▸ Records provided
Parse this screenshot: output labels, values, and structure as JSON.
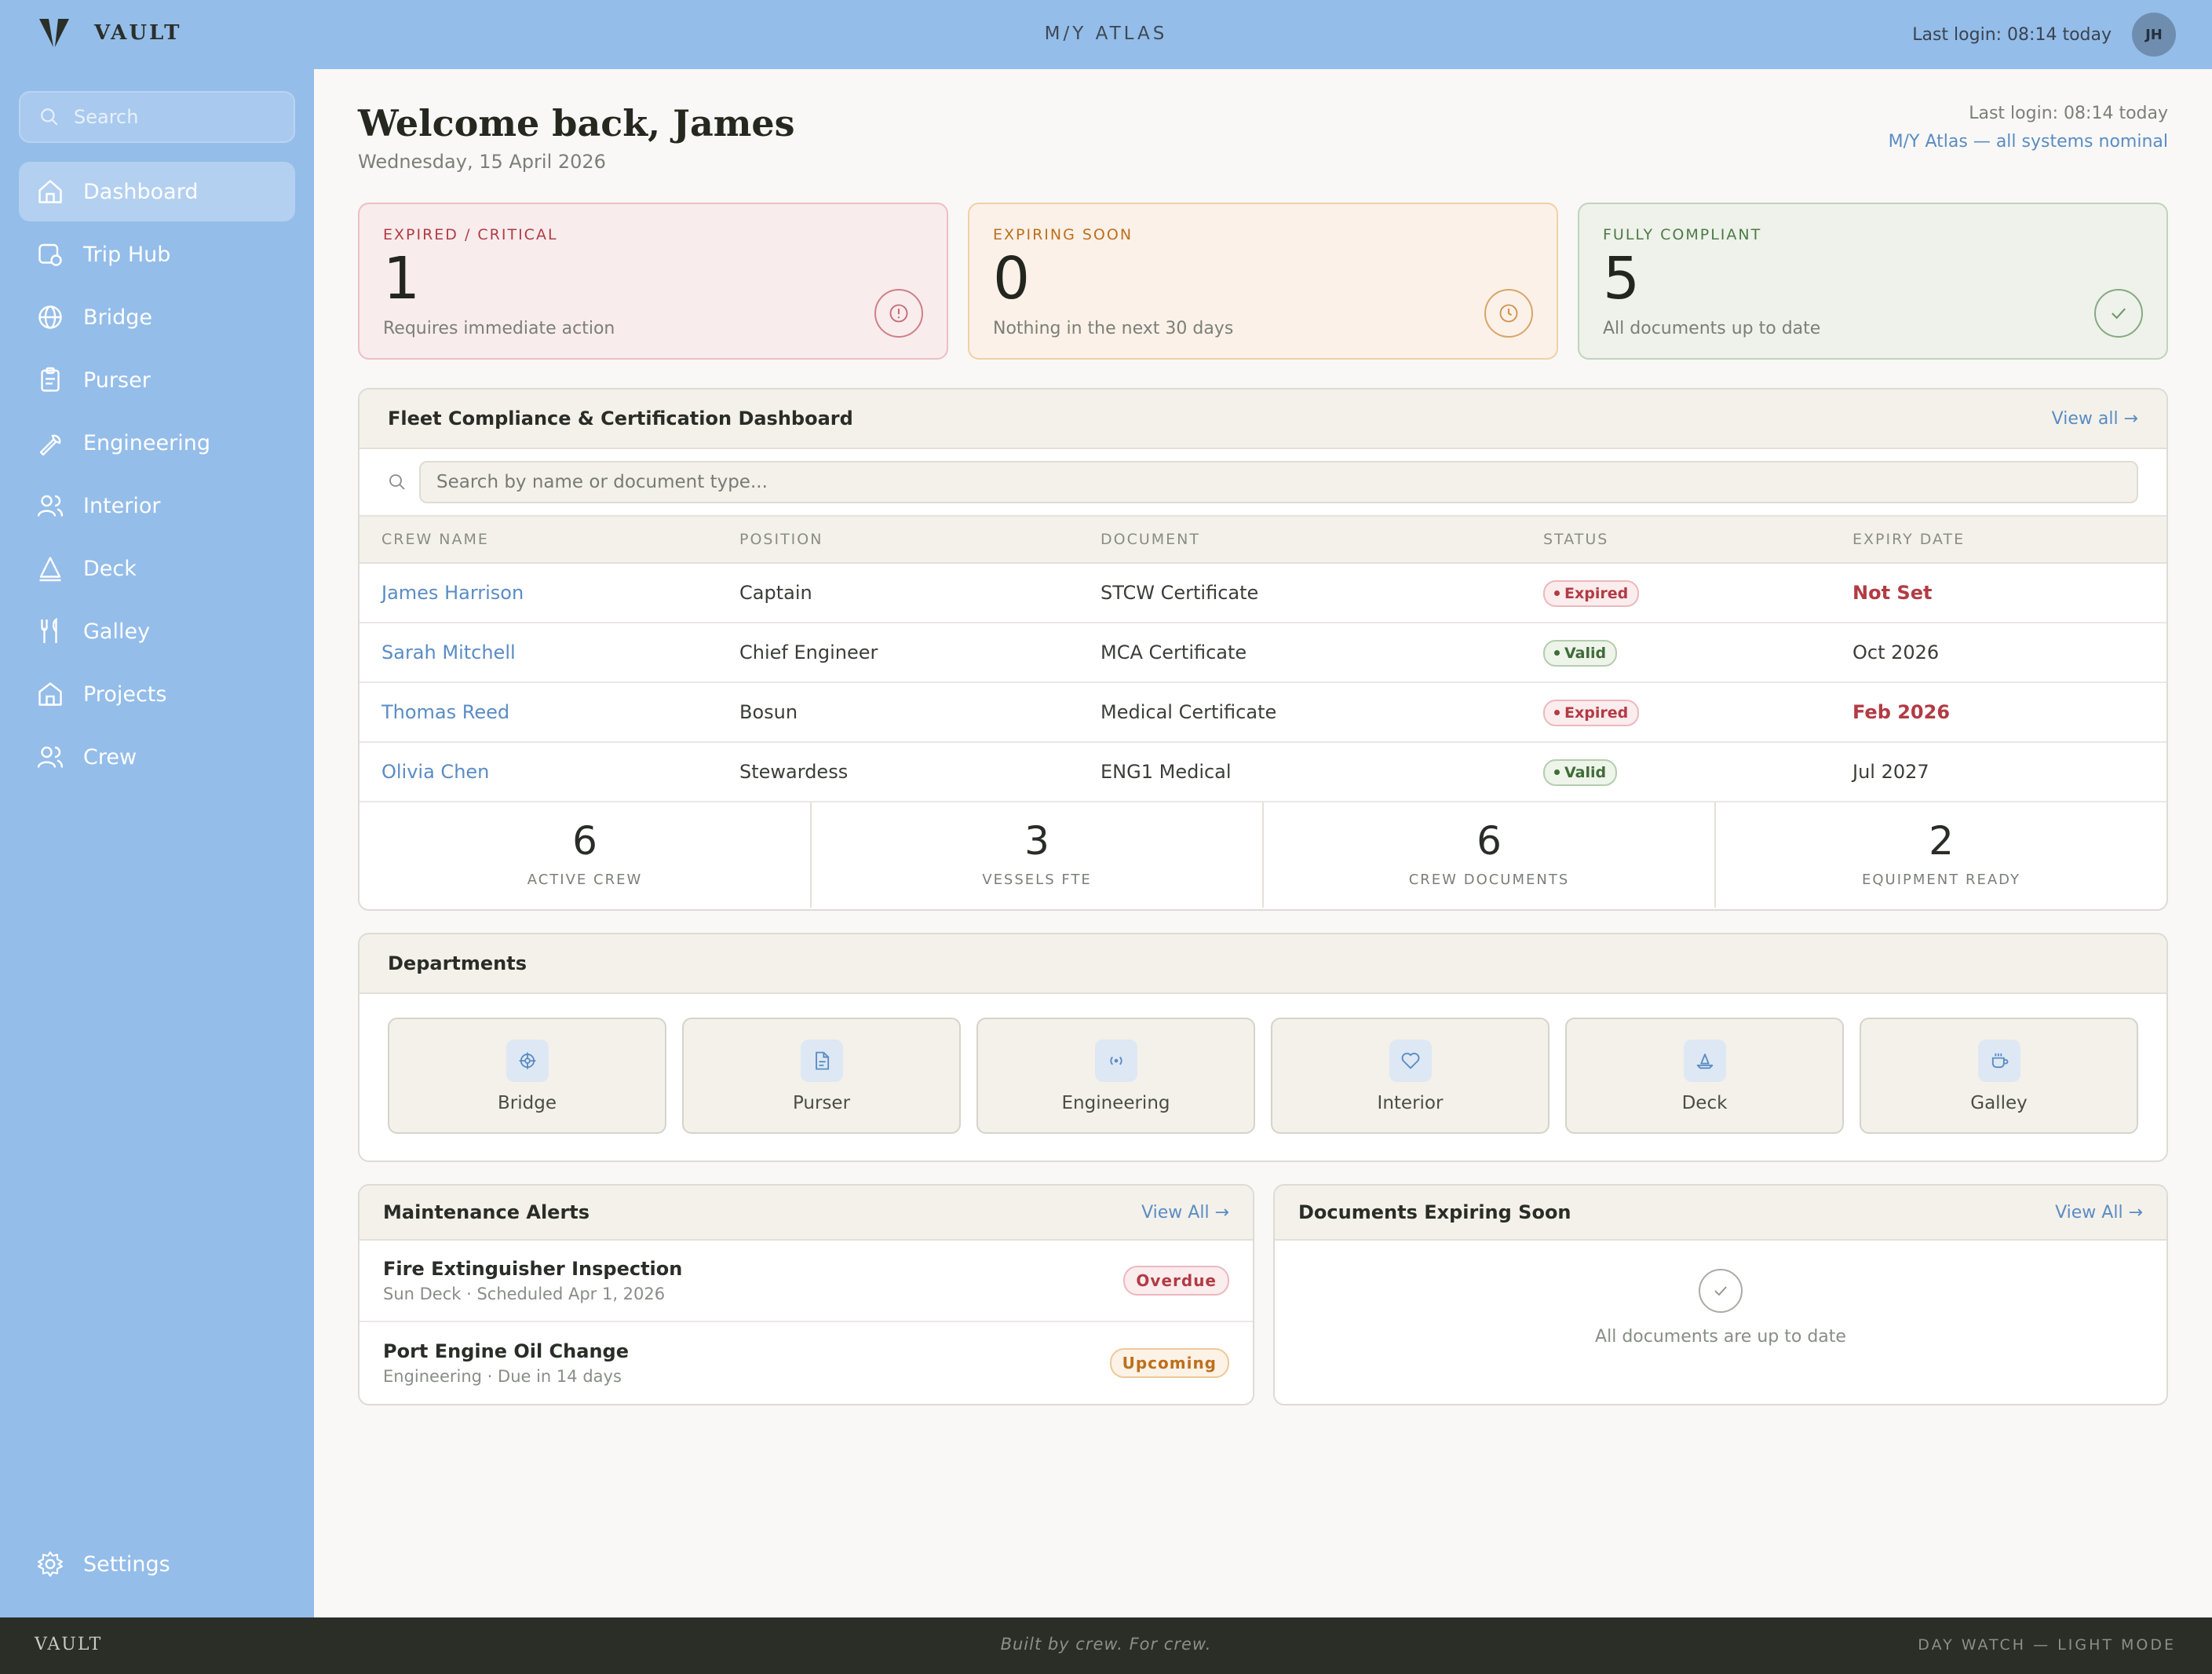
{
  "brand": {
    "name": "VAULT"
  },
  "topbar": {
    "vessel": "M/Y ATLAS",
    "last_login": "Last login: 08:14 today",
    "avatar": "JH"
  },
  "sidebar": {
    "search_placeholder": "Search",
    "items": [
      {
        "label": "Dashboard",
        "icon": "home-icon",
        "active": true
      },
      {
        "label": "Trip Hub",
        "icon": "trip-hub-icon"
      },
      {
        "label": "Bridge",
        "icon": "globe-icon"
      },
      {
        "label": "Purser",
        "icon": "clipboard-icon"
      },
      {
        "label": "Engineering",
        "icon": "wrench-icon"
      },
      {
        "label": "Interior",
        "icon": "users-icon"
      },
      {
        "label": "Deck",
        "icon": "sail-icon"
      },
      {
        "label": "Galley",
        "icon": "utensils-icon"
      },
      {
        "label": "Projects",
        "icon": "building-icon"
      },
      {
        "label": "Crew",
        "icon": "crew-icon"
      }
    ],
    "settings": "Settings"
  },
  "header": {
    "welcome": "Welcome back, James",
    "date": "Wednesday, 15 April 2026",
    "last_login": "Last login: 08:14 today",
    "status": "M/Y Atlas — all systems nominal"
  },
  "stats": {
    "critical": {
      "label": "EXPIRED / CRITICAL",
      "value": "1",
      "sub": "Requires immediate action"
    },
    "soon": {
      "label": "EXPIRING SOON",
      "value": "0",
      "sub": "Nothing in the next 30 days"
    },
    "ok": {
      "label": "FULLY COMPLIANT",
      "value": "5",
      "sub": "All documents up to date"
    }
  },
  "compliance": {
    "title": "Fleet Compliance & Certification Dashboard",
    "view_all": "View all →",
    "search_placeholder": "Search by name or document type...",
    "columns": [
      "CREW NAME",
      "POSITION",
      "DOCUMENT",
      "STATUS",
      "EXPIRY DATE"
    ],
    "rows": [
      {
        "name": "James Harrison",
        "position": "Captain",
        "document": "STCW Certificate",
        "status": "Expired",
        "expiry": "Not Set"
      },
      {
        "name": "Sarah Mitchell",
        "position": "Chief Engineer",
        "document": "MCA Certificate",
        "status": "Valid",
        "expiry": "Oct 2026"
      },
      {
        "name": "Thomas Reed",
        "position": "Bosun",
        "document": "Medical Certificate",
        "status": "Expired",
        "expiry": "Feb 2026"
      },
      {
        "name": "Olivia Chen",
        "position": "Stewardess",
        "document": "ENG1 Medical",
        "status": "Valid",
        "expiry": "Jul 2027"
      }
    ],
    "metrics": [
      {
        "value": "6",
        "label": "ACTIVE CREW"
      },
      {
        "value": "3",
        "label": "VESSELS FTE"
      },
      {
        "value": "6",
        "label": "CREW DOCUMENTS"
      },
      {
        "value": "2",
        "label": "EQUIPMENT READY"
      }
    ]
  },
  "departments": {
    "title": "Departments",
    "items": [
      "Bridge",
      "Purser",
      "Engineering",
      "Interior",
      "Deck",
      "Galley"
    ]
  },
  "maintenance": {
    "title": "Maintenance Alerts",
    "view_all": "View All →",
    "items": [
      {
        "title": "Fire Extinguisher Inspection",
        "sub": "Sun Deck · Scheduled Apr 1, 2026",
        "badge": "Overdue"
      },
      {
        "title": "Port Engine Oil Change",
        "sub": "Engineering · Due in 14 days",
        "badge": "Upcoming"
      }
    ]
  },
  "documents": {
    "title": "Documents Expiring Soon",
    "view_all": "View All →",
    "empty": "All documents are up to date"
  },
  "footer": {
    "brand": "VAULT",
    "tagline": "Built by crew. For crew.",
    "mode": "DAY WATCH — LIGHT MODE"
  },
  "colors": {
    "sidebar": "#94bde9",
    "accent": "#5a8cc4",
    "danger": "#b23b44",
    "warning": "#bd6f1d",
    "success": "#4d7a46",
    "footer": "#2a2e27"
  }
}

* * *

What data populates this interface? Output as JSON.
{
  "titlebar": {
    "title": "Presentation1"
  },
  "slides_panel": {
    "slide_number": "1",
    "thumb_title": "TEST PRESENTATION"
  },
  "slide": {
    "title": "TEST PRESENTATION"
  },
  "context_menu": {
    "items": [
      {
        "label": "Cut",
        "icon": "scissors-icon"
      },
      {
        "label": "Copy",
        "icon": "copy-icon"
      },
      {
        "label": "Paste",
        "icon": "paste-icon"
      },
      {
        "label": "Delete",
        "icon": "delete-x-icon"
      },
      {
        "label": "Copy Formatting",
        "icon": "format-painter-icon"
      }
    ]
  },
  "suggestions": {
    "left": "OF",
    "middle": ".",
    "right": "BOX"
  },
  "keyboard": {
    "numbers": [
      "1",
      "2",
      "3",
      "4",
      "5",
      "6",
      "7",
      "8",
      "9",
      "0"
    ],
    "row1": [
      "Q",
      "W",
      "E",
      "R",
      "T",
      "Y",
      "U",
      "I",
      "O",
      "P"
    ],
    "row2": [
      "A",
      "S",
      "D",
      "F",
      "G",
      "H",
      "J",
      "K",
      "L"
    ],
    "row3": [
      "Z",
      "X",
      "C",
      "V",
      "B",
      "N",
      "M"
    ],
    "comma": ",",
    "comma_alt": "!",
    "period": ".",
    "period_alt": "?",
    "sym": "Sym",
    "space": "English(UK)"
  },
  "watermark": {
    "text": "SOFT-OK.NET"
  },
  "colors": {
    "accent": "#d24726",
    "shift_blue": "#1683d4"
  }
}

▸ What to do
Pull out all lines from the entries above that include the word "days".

▸ Written response
      "sub": "Nothing in the next 30 days"
        "sub": "Engineering · Due in 14 days",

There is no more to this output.